### Dataset records
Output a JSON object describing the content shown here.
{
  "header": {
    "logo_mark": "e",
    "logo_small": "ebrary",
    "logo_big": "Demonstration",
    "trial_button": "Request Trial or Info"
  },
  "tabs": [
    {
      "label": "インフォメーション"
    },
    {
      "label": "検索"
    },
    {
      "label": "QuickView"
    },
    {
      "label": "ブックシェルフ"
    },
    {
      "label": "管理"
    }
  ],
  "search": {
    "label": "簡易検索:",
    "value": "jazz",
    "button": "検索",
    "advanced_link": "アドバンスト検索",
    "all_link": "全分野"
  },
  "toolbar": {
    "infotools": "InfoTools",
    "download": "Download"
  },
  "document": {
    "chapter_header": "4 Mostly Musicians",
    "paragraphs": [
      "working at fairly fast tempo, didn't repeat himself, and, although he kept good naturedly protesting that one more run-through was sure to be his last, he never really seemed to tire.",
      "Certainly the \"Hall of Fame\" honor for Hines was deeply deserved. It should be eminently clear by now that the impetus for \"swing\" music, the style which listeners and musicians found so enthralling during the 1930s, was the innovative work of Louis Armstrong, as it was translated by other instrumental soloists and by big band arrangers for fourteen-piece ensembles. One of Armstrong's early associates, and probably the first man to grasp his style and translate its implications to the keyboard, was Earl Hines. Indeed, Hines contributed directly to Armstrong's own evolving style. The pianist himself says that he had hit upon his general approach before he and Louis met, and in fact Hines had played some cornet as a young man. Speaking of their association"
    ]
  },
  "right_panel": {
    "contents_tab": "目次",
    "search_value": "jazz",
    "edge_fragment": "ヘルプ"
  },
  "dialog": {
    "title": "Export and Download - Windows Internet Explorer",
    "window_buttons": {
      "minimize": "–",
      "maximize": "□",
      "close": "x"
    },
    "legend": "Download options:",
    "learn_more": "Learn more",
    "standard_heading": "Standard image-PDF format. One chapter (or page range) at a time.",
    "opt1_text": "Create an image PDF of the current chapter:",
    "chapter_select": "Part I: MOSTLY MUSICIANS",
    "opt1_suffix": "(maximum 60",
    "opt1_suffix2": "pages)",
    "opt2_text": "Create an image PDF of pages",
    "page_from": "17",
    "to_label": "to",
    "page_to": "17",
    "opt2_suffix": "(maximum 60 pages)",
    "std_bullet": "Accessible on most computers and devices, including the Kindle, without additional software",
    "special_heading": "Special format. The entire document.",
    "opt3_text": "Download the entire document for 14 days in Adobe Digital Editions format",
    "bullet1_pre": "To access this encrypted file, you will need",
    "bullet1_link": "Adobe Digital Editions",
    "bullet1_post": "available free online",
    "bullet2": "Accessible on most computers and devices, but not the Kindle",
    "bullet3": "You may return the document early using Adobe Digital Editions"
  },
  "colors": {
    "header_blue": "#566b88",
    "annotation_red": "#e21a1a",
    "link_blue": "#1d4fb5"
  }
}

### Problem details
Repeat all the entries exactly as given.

### Response area
Output a JSON object describing the content shown here.
{
  "header": {
    "logo_mark": "e",
    "logo_small": "ebrary",
    "logo_big": "Demonstration",
    "trial_button": "Request Trial or Info"
  },
  "tabs": [
    {
      "label": "インフォメーション"
    },
    {
      "label": "検索"
    },
    {
      "label": "QuickView"
    },
    {
      "label": "ブックシェルフ"
    },
    {
      "label": "管理"
    }
  ],
  "search": {
    "label": "簡易検索:",
    "value": "jazz",
    "button": "検索",
    "advanced_link": "アドバンスト検索",
    "all_link": "全分野"
  },
  "toolbar": {
    "infotools": "InfoTools",
    "download": "Download"
  },
  "document": {
    "chapter_header": "4 Mostly Musicians",
    "paragraphs": [
      "working at fairly fast tempo, didn't repeat himself, and, although he kept good naturedly protesting that one more run-through was sure to be his last, he never really seemed to tire.",
      "Certainly the \"Hall of Fame\" honor for Hines was deeply deserved. It should be eminently clear by now that the impetus for \"swing\" music, the style which listeners and musicians found so enthralling during the 1930s, was the innovative work of Louis Armstrong, as it was translated by other instrumental soloists and by big band arrangers for fourteen-piece ensembles. One of Armstrong's early associates, and probably the first man to grasp his style and translate its implications to the keyboard, was Earl Hines. Indeed, Hines contributed directly to Armstrong's own evolving style. The pianist himself says that he had hit upon his general approach before he and Louis met, and in fact Hines had played some cornet as a young man. Speaking of their association"
    ]
  },
  "right_panel": {
    "contents_tab": "目次",
    "search_value": "jazz",
    "edge_fragment": "ヘルプ"
  },
  "dialog": {
    "title": "Export and Download - Windows Internet Explorer",
    "window_buttons": {
      "minimize": "–",
      "maximize": "□",
      "close": "x"
    },
    "legend": "Download options:",
    "learn_more": "Learn more",
    "standard_heading": "Standard image-PDF format. One chapter (or page range) at a time.",
    "opt1_text": "Create an image PDF of the current chapter:",
    "chapter_select": "Part I: MOSTLY MUSICIANS",
    "opt1_suffix": "(maximum 60",
    "opt1_suffix2": "pages)",
    "opt2_text": "Create an image PDF of pages",
    "page_from": "17",
    "to_label": "to",
    "page_to": "17",
    "opt2_suffix": "(maximum 60 pages)",
    "std_bullet": "Accessible on most computers and devices, including the Kindle, without additional software",
    "special_heading": "Special format. The entire document.",
    "opt3_text": "Download the entire document for 14 days in Adobe Digital Editions format",
    "bullet1_pre": "To access this encrypted file, you will need",
    "bullet1_link": "Adobe Digital Editions",
    "bullet1_post": "available free online",
    "bullet2": "Accessible on most computers and devices, but not the Kindle",
    "bullet3": "You may return the document early using Adobe Digital Editions"
  },
  "colors": {
    "header_blue": "#566b88",
    "annotation_red": "#e21a1a",
    "link_blue": "#1d4fb5"
  }
}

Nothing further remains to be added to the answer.